But their deployment will continue until there is a specific treaty banning them. It's clear the US and UK governments know their use is wrong. Handicap International reports that the Coalition Provisional Authority (the administration set up by the US to govern Iraq in 2003) "strongly discouraged casualty data collection, especially in relation to cluster submunitions". During a debate in the House of Lords last month, the Foreign Office minister, Lord Triesman, made such a feeble show of justifying their use that you couldn't help suspecting he was batting for the other side. The only justification he could find was that, unlike landmines, cluster bombs are not intended to lie around undetonated.

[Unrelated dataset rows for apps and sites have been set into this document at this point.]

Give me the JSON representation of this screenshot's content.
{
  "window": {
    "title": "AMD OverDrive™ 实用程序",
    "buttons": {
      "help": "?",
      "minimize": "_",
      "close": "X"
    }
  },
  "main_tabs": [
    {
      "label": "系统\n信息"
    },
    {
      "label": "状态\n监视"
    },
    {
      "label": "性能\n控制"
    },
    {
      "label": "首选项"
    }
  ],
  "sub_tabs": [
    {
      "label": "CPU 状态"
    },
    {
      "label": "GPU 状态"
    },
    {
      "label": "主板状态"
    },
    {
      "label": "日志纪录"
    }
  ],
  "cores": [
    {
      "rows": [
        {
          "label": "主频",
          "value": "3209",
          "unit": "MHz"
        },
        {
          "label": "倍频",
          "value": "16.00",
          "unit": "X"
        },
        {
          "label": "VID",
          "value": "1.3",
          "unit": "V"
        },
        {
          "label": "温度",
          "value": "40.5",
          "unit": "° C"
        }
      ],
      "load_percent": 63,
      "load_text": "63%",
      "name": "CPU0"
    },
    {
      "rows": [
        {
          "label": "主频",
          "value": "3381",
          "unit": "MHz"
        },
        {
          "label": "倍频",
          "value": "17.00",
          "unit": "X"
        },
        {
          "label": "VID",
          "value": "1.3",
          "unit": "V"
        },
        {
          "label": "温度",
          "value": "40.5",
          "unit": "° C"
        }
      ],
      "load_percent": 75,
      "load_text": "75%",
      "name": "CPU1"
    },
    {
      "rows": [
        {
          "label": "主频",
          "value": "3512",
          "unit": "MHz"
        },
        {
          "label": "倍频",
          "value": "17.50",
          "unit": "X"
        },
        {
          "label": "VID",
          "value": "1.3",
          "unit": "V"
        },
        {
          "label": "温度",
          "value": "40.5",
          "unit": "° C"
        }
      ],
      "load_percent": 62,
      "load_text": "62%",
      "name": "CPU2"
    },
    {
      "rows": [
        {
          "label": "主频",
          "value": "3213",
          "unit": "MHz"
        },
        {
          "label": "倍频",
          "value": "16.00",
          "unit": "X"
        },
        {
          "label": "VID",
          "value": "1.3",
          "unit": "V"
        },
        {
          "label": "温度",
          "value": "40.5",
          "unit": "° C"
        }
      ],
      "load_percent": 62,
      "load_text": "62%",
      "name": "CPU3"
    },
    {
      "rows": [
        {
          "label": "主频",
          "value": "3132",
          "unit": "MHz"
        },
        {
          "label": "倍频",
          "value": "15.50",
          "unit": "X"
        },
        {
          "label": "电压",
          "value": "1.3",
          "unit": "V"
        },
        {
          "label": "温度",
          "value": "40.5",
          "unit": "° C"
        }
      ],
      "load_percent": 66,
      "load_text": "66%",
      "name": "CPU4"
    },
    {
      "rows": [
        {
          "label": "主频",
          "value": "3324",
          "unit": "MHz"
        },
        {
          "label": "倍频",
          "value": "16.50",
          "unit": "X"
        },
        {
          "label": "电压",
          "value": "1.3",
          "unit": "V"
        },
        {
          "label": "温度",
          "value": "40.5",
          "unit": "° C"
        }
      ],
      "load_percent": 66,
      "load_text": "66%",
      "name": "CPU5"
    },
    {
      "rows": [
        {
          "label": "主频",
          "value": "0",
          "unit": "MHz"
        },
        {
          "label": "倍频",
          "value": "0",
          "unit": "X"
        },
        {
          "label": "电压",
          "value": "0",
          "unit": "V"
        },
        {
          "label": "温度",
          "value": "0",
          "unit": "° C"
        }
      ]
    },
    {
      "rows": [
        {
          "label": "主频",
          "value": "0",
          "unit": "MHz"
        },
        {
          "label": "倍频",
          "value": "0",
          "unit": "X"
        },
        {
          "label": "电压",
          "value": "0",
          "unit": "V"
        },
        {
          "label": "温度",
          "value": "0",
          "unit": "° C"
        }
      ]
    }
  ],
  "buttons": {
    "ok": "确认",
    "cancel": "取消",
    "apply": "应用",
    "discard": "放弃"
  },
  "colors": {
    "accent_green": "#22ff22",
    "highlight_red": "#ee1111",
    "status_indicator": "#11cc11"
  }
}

Two days ago, a letter sent to the defence minister by the international development secretary, Hilary Benn, was leaked to the press. He argued that "cluster munitions have a very serious humanitarian impact, pushing at the boundaries of international humanitarian law. It is difficult then to see how we can hold so prominent a position against landmines, yet somehow continue to advocate that use of cluster munitions is acceptable."
But Benn appears to be alone. The foreign office maintains that "existing humanitarian law is sufficient for the conduct of military operations, including the use of cluster munitions, and no treaty is required". The government seems unable to break its habit of killing.
Guardian Unlimited © Guardian News and Media Limited 2006